Already excited by the prospect of where this series will head next...


Monster Mag is back! This notorious UK poster magazine was published by Top Sellers between 1974 - 76, and featured articles on horror cinema on one side, opening up to a giant poster on the other side, for young horror kids to tape to their bedroom walls and horrify their parents and visiting relatives.

Usually featuring a strong Hammer content, the second issue of Monster Mag ran afoul of UK censors when customs intercepted copies shipped from Italy, where the magazine was printed. Most copies of the second issue were destroyed, making it one of the most valuable monster movie magazines around (subsequent issues had 'For sale to adults only' noted on the cover, in a bid to placate censors). 

Now, Dez Skinn - who took over as publisher on the last few issues before moving onto Hammer's House of Horror and Starburst magazines - has produced an (almost*) exact reprint of the ultra-scarce second issue of Monster Mag, with plans to reprint some of the other more notorious issues in the near future (next up is the planned but never published XX issue, featuring a poster of a bloody and bare chested Yutte Stensgaard from Lust for a Vampire).

My copy of issue 2 arrived today and it's a beauty.

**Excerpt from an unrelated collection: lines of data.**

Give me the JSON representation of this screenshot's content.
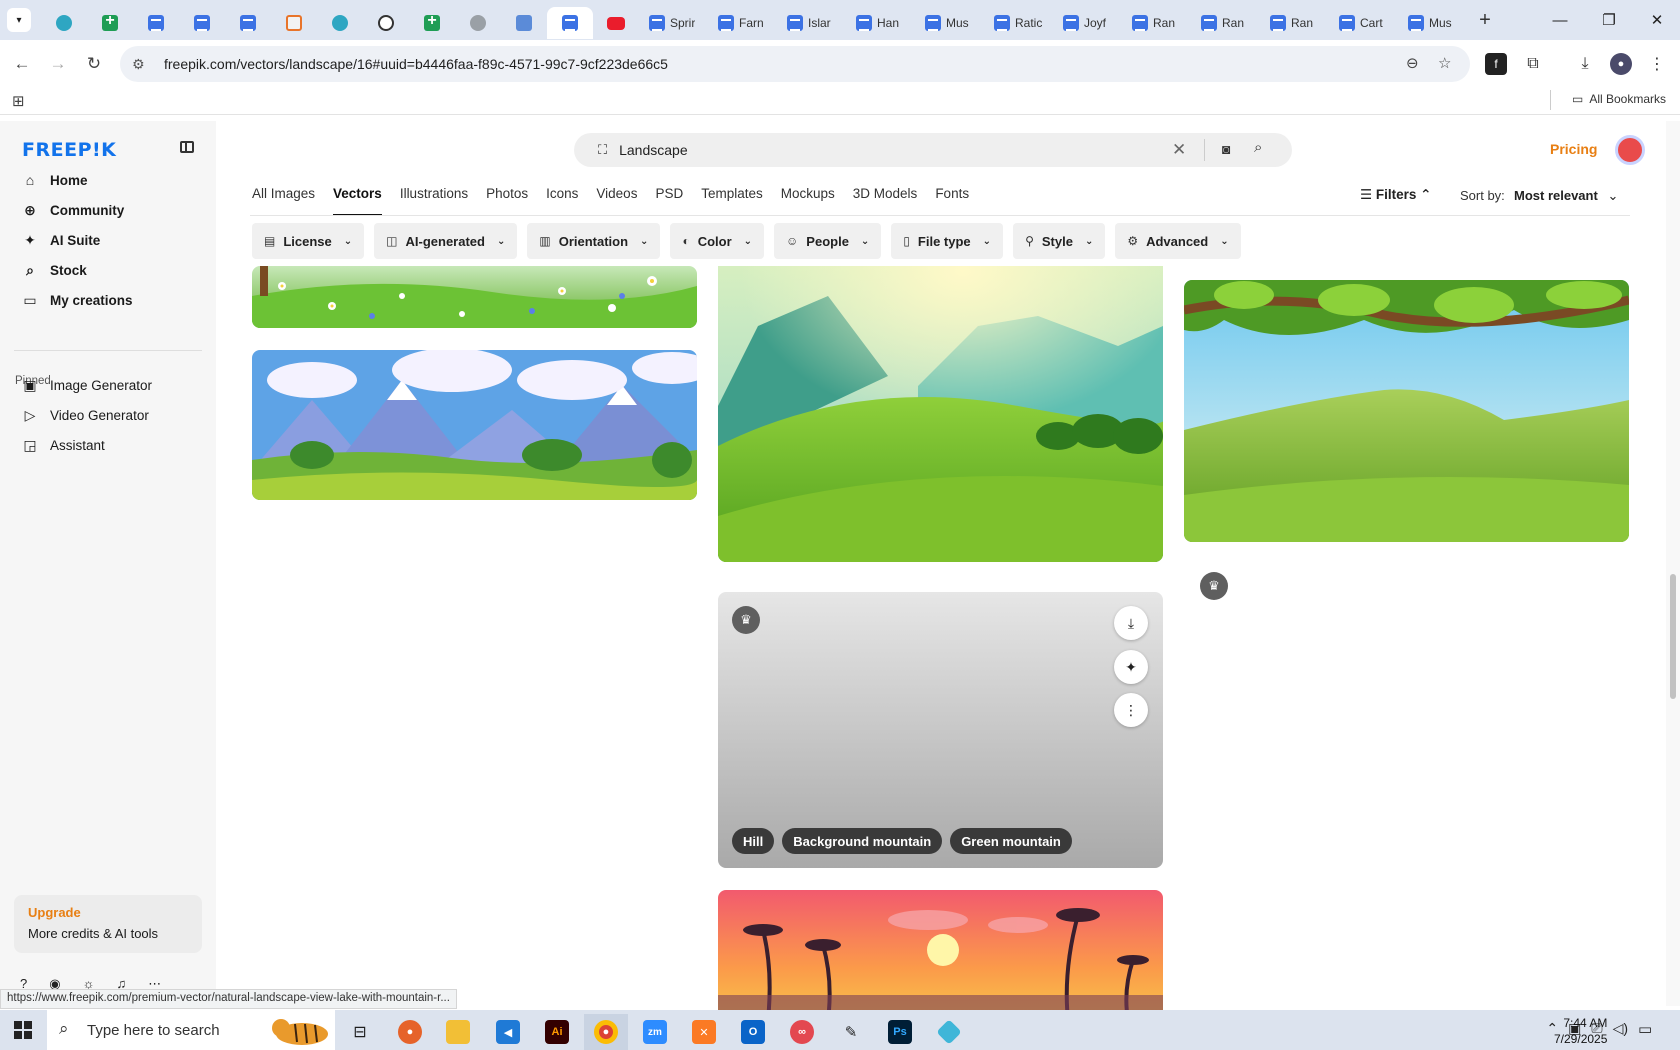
{
  "browser": {
    "tabs": [
      {
        "kind": "pinned",
        "icon": "round"
      },
      {
        "kind": "pinned",
        "icon": "sheet"
      },
      {
        "kind": "pinned",
        "icon": "doc"
      },
      {
        "kind": "pinned",
        "icon": "doc"
      },
      {
        "kind": "pinned",
        "icon": "doc"
      },
      {
        "kind": "pinned",
        "icon": "slide"
      },
      {
        "kind": "pinned",
        "icon": "round"
      },
      {
        "kind": "pinned",
        "icon": "chat"
      },
      {
        "kind": "pinned",
        "icon": "sheet"
      },
      {
        "kind": "pinned",
        "icon": "globe"
      },
      {
        "kind": "pinned",
        "icon": "grid"
      },
      {
        "kind": "pinned",
        "icon": "doc",
        "active": true
      },
      {
        "kind": "pinned",
        "icon": "yt"
      },
      {
        "kind": "titled",
        "icon": "doc",
        "title": "Sprir"
      },
      {
        "kind": "titled",
        "icon": "doc",
        "title": "Farn"
      },
      {
        "kind": "titled",
        "icon": "doc",
        "title": "Islar"
      },
      {
        "kind": "titled",
        "icon": "doc",
        "title": "Han"
      },
      {
        "kind": "titled",
        "icon": "doc",
        "title": "Mus"
      },
      {
        "kind": "titled",
        "icon": "doc",
        "title": "Ratic"
      },
      {
        "kind": "titled",
        "icon": "doc",
        "title": "Joyf"
      },
      {
        "kind": "titled",
        "icon": "doc",
        "title": "Ran"
      },
      {
        "kind": "titled",
        "icon": "doc",
        "title": "Ran"
      },
      {
        "kind": "titled",
        "icon": "doc",
        "title": "Ran"
      },
      {
        "kind": "titled",
        "icon": "doc",
        "title": "Cart"
      },
      {
        "kind": "titled",
        "icon": "doc",
        "title": "Mus"
      }
    ],
    "url": "freepik.com/vectors/landscape/16#uuid=b4446faa-f89c-4571-99c7-9cf223de66c5",
    "bookmarks_label": "All Bookmarks",
    "status_url": "https://www.freepik.com/premium-vector/natural-landscape-view-lake-with-mountain-r..."
  },
  "sidebar": {
    "logo": "FREEP!K",
    "nav": [
      {
        "label": "Home",
        "icon": "home-icon",
        "glyph": "⌂"
      },
      {
        "label": "Community",
        "icon": "globe-icon",
        "glyph": "⊕"
      },
      {
        "label": "AI Suite",
        "icon": "sparkle-icon",
        "glyph": "✦"
      },
      {
        "label": "Stock",
        "icon": "search-icon",
        "glyph": "⌕"
      },
      {
        "label": "My creations",
        "icon": "folder-icon",
        "glyph": "▭"
      }
    ],
    "pinned_label": "Pinned",
    "pinned": [
      {
        "label": "Image Generator",
        "icon": "image-icon",
        "glyph": "▣"
      },
      {
        "label": "Video Generator",
        "icon": "video-icon",
        "glyph": "▷"
      },
      {
        "label": "Assistant",
        "icon": "chat-icon",
        "glyph": "◲"
      }
    ],
    "upgrade_title": "Upgrade",
    "upgrade_sub": "More credits & AI tools"
  },
  "search": {
    "query": "Landscape"
  },
  "header": {
    "pricing": "Pricing",
    "categories": [
      "All Images",
      "Vectors",
      "Illustrations",
      "Photos",
      "Icons",
      "Videos",
      "PSD",
      "Templates",
      "Mockups",
      "3D Models",
      "Fonts"
    ],
    "active_category": "Vectors",
    "filters_label": "Filters",
    "sort_label": "Sort by:",
    "sort_value": "Most relevant"
  },
  "filters": [
    {
      "label": "License",
      "icon": "license-icon",
      "glyph": "▤"
    },
    {
      "label": "AI-generated",
      "icon": "ai-icon",
      "glyph": "◫"
    },
    {
      "label": "Orientation",
      "icon": "orientation-icon",
      "glyph": "▥"
    },
    {
      "label": "Color",
      "icon": "palette-icon",
      "glyph": "◐"
    },
    {
      "label": "People",
      "icon": "people-icon",
      "glyph": "☺"
    },
    {
      "label": "File type",
      "icon": "file-icon",
      "glyph": "▯"
    },
    {
      "label": "Style",
      "icon": "brush-icon",
      "glyph": "⚲"
    },
    {
      "label": "Advanced",
      "icon": "gear-icon",
      "glyph": "⚙"
    }
  ],
  "hover_card": {
    "tags": [
      "Hill",
      "Background mountain",
      "Green mountain"
    ]
  },
  "taskbar": {
    "search_placeholder": "Type here to search",
    "time": "7:44 AM",
    "date": "7/29/2025"
  },
  "colors": {
    "brand": "#1273eb",
    "accent": "#e87f13"
  }
}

I was too young to have bought this publication at the time, and have never come across any back issues during my many bookstore and online digs. The format is larger than I anticipated (though I believe the dimensions of the magazine changed over the course of its 17 issue run). The images aren't as gruesome as I expected, no doubt time has diminished its impact. But the fold-out poster of the funnel mouthed creature from The Mutations is great, and this is certainly a cool relic of early-70's UK horror publishing, without the exorbitant 2014 collector's prices.

* The reprint does have a website address listed on its interior masthead, along with a 'Digitally remastered by Dez Skinn' credit, to stop unscrupulous dealers trying to fob it off as an original printing.